Artists are a funny bunch of people. We feel compelled from some deep, mysterious place inside us to always be creating something. Sometimes it's just spewing words into our journals or sketching in our notebooks during meetings, not really for the purpose of thoughtfully creating art but just to expel all the random ideas jamming up the works in our brains. Other times, we sit down with the intent to actually make something, which requires a lot more pain and suffering. It's not easy to put words on pages, or to create a garment from fabric, or to press all the right keys on the piano to make a singable song. It takes struggle, and it's often hard before it's fun - am I right, guys?

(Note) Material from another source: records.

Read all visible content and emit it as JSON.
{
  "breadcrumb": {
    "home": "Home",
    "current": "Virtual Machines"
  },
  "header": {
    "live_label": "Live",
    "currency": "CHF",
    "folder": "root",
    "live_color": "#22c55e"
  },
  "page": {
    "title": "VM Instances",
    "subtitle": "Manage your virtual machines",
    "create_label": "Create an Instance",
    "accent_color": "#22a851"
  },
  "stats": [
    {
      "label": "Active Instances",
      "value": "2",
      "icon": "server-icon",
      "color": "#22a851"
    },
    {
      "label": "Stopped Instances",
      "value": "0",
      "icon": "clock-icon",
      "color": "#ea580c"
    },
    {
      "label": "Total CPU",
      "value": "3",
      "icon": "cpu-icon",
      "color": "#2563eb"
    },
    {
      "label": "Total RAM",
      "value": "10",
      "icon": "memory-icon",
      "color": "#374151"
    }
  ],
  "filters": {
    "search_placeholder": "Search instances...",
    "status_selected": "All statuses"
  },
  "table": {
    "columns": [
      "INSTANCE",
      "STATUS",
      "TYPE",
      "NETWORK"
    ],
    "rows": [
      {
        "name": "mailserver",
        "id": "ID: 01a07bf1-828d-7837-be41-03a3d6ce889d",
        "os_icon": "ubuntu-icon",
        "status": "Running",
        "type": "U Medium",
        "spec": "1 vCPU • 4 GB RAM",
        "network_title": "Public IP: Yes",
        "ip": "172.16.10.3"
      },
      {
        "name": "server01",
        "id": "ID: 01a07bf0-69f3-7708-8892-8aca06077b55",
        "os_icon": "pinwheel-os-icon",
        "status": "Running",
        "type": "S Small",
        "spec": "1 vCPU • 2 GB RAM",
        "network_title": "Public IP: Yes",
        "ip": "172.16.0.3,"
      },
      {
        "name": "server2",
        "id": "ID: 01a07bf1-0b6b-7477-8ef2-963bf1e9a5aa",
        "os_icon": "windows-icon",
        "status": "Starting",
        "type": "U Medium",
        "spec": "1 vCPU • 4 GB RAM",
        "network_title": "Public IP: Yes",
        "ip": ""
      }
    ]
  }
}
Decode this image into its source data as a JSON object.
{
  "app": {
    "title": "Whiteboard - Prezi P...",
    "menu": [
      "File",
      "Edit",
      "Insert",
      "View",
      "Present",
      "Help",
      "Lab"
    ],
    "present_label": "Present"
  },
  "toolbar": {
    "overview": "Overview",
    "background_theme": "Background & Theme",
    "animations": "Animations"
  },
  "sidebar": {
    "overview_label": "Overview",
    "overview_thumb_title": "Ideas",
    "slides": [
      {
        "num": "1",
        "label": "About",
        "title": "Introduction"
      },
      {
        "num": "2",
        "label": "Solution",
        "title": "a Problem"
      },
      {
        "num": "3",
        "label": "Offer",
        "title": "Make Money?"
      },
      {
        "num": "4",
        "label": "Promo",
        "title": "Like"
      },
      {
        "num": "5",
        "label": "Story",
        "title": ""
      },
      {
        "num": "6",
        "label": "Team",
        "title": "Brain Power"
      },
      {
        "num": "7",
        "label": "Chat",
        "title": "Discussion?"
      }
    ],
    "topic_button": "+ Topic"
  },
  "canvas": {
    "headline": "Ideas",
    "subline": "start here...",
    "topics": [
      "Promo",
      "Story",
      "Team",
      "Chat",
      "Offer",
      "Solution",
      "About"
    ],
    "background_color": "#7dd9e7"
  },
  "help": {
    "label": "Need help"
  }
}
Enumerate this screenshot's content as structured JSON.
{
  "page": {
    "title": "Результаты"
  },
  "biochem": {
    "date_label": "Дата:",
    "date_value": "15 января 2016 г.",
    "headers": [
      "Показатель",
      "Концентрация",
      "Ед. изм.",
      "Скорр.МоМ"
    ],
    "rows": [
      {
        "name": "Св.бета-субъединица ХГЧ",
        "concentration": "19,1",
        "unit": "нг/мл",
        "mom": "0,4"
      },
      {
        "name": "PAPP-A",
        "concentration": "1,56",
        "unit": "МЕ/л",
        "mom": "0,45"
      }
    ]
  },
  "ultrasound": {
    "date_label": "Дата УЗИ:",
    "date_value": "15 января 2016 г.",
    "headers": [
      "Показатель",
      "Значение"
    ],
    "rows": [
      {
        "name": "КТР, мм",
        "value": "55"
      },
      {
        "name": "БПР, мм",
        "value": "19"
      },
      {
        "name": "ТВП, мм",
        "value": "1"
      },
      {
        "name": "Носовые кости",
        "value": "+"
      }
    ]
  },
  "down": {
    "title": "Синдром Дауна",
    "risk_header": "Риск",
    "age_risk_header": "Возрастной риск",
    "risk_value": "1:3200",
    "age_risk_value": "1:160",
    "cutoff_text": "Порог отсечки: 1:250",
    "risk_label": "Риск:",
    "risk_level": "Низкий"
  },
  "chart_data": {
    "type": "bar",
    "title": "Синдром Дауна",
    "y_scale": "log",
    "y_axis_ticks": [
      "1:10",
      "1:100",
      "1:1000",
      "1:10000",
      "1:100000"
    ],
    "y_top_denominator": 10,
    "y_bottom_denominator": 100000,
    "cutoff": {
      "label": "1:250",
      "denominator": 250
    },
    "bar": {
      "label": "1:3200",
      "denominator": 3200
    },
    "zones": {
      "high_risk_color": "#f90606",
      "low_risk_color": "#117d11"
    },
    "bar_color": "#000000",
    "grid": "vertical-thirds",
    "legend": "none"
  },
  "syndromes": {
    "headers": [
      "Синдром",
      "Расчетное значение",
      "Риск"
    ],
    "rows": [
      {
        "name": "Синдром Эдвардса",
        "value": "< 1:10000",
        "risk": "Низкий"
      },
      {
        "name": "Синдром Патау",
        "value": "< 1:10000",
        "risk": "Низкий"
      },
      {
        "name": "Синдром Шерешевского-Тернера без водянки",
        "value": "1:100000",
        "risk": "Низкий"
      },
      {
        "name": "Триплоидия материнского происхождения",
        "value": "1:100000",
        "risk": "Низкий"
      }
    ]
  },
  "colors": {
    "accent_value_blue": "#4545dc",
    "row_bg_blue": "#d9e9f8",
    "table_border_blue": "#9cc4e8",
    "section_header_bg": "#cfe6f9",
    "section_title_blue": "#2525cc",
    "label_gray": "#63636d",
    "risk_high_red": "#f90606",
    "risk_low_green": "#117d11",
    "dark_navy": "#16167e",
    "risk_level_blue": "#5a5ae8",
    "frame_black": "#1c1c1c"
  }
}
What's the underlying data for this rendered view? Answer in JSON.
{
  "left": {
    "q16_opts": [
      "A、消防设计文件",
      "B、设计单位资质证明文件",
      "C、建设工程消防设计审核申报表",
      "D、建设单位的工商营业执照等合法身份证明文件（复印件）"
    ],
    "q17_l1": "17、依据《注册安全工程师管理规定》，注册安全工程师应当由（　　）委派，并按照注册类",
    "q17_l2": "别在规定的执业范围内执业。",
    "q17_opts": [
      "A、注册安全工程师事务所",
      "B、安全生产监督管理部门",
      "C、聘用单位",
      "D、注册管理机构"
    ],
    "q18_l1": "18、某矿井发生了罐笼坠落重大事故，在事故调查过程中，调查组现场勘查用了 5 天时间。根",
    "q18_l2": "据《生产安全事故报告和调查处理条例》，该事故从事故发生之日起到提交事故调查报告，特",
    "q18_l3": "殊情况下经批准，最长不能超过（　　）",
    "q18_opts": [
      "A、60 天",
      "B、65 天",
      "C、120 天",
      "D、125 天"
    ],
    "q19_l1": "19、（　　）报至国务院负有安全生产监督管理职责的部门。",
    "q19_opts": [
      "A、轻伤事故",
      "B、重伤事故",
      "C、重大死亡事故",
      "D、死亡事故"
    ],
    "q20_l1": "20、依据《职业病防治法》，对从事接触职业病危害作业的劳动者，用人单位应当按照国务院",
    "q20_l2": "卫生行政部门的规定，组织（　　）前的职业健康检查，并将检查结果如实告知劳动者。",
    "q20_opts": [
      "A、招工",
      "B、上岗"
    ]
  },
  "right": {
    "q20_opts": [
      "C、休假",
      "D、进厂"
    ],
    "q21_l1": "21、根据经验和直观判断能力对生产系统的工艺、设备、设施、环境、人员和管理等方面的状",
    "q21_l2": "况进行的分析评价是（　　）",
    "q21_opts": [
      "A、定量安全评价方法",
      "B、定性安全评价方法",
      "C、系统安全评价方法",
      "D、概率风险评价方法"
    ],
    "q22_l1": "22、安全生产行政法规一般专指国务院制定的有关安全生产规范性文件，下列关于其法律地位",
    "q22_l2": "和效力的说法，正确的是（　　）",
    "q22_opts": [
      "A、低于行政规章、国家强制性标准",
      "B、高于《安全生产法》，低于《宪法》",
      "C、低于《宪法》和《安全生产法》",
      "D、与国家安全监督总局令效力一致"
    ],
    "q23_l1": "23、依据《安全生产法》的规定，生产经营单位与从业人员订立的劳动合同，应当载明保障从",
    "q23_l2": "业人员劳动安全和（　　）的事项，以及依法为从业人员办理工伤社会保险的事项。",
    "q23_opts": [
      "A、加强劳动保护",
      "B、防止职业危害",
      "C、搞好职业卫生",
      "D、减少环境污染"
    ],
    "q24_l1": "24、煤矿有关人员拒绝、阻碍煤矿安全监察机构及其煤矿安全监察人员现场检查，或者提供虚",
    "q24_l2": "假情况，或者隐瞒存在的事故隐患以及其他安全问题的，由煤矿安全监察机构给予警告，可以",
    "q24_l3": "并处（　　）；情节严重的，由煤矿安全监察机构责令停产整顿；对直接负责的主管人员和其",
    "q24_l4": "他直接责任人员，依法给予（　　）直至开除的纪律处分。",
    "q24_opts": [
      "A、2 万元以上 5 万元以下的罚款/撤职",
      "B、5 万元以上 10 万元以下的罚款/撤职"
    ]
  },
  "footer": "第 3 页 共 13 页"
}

I don't know what drives us to create. Perhaps it's somewhat egotistical and narcissistic of us - we have so much to say and make because we're feeling so much, and we don't know any other way to cope but to put it all out there and show it to the world. But maybe it's also that we love to consume art, and discuss it and breathe it in. And if we're constantly consuming, it stands to reason we complete the cycle by also putting art out into the world. It's a give and take. Every time I read a great book, it makes me want to run straight to the computer and work on my novel. When I see a friend perform brilliantly on stage, it makes me want to bust out my guitar and sing. Whatever the answer is, I know that for me, making art isn't a choice, it's a reflex, like breathing.
Lately, I've been so inspired by so many of my talented friends and family. I'm lucky enough to know some really fantastic artists and makers, and their successes make me want to do more and push myself a little bit further. For example, I have so many friends working in theater. Carrie, a friend from college who I had the great honor of directing in a little musical called Pippin, is now performing in Who's Afraid of Virginia Woolf? on Broadway. I got to see her on stage last month and I was so impressed and humbled and proud. My friend Omar has been working in theater for more than a decade and turning out incredible work with Pregones Theater, a production company in the Bronx creating and performing original works rooted in Puerto Rican and Latino culture. He also does amazing work as a teaching artist, working primarily with kids. Carrie and Omar inspire me.
My friends Dave, Shannon, Andrea and Shaminda have all found success in theater as well, working behind the scenes in lighting and scenic design and stage management. They've lit the stages for the Ohio Light Opera and run shows for famous performers like Lea Salonga. My friend Natalie is a singer, and she's been performing in regional theater and cabaret shows for years. They inspire me.
Many of my friends, like me, are writers. A group of my friends in New York have been creating sketch comedy productions for more than ten years, pushing the envelope and garnering deserved acclaim with their original show, Spurn, as well as tons of other side projects. My friend Jen and her crew of self-proclaimed gaming nerds launched and created a fantastic site, SaveGame Online, all in their spare time and so far as a labor of (unpaid) love. Kimberly, in addition to running her own creative marketing company, recently published her first novel, Loved.
Pretty cool, right? I'm not even scratching the surface. There's no way I'm going to be able to mention all my amazingly talented friends in just one post - all the knitters and stitchers and singers and musicians and artists. I am so lucky to know too many to mention them all in one post. But I feel their influence in my life every single day, every time I sit down at my computer to write, every time I turn on the television or open a magazine, I am constantly reminded that they are just a few degrees of separation away from whatever I'm seeing or reading or enjoying. They inspire me. They push me to be better and to chase my own hair-brained dreams, no matter how long it takes.